There are collectible antiques and there are old clothes. I have some of the antiques; a beaded flapper dress, christening clothes over 100 years, beautiful aprons from the 30-40's, children's shoes from 100 years ago, all family antiques. I also have a closet full of clothes I can't part with. When I do give some away and make space it fills up somehow and I wind up buying new hangers!!! Help, I'm a hoarder.

Irene said...

Snoods were very stylish, for a short time, around 1967 or 1968. I made a killing knitting them up and selling them to my grade school classmates.

Freeman Hunt said...

I was tired of such things taking up space in my closet, so I boxed them up in what I think of as my Nostalgic Clothing box. If I ever want to wear anything in there (doubtful), I can, but they aren't cluttering up my hanging clothes anymore.

Kelly from Georgia said...

You inspired me! I cleaned closets and dressers this afternoon! Three garbage bags of clothes.

But the Hawaiian shirt, purple cowgirls shirt, and yellow/tractor family reunion shirt survived the cut.

Kelly

Deborah said...
This comment has been removed by the author.
Deborah said...

The woman needs to lose the habit of standing with one leg crossed in front of the other.

It maks her look like she needs to pee. Also - and maybe it's the way she's standing - the hem of that dress is awfully lopsided.

Deborah said...

I buy almost everything from either Goodwill, thrift stores, or I make it myself. I am shocked at how much retail clothing costs. The only things I intend to keep are my kilts and some of my children's clothing, particularly the things that I or other family members made them. Other than that, the only things I really care about are the quilts my mother and her sisters made.

HT said...

MadisonMan said...

Please purge your closets, althouse. Your sons will thank you after you have died. If you haven't worn it in 5 years, you aren't going to wear it again.

I will say, though, that it is cool that Mom saved a flapper dress of her Mom's.

7/15/11 10:05 AM

____

I might normally agree. But do not ditch old clothes! It doesn't sound like she has a lot anyway. Maybe her sons will thank her, but what about her daughter in laws? Or grandchildren. Vintage clothes SELL too. And ...no, just don't ditch them. Gotta disagree.

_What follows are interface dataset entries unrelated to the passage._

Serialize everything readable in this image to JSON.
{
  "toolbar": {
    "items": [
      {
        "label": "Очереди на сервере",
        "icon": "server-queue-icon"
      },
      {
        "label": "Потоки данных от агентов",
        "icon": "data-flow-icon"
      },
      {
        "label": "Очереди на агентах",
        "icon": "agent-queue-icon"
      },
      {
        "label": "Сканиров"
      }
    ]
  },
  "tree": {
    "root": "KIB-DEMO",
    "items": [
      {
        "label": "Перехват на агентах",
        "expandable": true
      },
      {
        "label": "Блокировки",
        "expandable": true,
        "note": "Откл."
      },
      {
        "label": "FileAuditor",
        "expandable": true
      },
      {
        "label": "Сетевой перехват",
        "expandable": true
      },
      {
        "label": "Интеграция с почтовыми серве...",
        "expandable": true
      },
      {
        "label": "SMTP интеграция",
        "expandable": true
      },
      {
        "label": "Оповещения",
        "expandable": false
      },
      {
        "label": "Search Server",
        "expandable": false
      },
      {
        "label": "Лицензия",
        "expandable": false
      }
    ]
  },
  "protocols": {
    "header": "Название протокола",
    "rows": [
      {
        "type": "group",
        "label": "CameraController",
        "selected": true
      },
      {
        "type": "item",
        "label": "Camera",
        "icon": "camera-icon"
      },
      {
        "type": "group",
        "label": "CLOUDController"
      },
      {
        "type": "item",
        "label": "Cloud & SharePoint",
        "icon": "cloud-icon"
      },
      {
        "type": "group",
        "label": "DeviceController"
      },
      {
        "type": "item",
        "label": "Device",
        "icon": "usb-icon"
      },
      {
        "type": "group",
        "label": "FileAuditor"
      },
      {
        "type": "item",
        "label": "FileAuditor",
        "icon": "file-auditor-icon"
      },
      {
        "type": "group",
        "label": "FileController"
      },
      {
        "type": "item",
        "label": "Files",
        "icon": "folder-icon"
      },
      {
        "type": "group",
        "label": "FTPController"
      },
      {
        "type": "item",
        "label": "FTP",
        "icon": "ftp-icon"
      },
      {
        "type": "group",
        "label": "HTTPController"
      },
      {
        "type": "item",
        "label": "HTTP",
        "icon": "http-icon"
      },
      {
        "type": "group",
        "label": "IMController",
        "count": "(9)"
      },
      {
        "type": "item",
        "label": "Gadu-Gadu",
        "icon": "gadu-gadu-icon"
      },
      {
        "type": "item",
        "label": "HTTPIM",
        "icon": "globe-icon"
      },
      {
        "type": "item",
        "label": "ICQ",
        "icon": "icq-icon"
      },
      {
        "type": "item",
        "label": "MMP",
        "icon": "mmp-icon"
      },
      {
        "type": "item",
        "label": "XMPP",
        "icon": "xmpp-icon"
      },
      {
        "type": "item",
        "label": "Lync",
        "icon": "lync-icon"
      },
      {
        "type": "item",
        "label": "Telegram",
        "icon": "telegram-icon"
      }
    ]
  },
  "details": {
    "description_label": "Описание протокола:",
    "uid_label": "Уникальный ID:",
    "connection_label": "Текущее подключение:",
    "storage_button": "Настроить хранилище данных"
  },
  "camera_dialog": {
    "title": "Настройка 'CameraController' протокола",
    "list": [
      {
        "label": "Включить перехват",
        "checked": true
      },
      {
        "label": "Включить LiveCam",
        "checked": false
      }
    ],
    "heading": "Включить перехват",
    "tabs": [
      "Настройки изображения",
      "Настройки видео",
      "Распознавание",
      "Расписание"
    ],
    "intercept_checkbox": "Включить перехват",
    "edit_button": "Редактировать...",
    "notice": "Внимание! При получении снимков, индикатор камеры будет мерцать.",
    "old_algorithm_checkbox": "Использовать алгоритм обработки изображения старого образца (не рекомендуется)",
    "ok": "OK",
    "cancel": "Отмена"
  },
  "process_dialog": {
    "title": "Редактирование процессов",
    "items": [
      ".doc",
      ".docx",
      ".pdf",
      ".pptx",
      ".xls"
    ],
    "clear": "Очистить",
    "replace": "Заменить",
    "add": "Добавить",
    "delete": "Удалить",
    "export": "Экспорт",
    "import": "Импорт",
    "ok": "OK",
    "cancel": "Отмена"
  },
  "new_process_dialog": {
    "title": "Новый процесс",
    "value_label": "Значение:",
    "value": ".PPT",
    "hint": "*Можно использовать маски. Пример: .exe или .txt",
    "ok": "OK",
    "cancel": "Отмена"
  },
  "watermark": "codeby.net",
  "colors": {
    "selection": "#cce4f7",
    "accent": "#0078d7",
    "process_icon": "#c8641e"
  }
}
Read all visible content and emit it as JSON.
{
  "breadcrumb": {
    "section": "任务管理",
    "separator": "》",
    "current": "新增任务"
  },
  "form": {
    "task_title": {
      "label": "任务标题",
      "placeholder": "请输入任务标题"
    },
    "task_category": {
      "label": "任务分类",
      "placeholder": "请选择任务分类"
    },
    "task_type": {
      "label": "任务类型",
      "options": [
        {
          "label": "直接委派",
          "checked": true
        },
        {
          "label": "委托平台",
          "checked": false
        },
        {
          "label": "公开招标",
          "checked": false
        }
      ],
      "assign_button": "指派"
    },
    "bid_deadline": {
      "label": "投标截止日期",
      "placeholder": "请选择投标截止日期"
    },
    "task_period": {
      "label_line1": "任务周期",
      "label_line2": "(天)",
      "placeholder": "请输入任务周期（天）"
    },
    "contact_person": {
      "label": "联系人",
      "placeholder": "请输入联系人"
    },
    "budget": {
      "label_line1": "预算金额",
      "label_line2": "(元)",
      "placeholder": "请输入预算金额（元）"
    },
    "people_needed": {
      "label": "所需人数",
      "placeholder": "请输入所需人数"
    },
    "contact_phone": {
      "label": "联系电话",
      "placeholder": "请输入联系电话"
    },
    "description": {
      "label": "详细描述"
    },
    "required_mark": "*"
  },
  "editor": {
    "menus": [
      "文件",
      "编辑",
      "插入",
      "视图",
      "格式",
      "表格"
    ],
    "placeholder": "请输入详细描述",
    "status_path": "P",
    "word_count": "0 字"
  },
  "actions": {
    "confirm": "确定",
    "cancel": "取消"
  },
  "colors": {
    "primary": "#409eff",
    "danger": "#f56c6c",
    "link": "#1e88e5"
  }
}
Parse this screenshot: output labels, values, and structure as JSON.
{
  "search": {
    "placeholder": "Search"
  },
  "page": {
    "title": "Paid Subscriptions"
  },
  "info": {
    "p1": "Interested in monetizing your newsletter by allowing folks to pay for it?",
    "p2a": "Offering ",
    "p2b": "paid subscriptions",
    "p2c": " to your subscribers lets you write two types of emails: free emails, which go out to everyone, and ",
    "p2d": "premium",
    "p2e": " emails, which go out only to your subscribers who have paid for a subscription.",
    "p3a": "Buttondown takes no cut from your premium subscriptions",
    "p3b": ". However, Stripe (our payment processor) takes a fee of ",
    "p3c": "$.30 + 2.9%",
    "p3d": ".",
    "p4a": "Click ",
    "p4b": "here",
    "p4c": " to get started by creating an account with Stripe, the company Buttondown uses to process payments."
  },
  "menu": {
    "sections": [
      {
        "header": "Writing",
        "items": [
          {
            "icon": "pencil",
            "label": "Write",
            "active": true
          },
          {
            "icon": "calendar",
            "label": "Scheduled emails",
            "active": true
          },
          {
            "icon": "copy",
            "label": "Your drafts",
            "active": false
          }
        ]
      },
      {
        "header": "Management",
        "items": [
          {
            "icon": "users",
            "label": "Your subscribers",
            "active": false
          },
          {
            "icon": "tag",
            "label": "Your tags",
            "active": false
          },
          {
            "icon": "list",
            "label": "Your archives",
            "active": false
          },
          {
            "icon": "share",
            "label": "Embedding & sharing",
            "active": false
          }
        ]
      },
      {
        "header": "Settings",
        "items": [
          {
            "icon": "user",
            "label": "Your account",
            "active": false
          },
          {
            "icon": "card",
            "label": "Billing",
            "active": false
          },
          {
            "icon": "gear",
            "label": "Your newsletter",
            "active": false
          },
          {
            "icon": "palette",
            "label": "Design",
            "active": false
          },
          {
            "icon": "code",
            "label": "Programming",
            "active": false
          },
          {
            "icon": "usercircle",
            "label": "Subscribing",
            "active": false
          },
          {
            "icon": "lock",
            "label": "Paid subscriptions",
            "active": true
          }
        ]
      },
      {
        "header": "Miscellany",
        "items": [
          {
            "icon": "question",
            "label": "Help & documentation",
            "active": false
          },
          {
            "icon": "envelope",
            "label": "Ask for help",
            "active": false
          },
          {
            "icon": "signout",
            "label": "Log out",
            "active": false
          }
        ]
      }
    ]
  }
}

My mom hoarded plastic bags, boxes, old toothbrushes (to clean). Those are the things to dispose of.

I like the red purse.

Penny said...

"I like the red purse."

Me too! In fact, I own one, if not exactly like that in all ways but the color.

Mine is navy blue, and a "Coach" bag.

From reading the comments at the Sartorialist, I gather there was another similar bag from "Celine" that was FOUR figures!

Penny said...

Four figures is like $0,000 versus $000, except that I paid for that three figure bag out of my hard earned, special-treat-for-me, money.

Penny said...

So happy to have a cheaper knock-off of another, more expensive, knock-off... whose "vintage" is suspect....at least in my mind.

Course, you don't know what you don't know.

And while I am "curious"? Not so much about purses.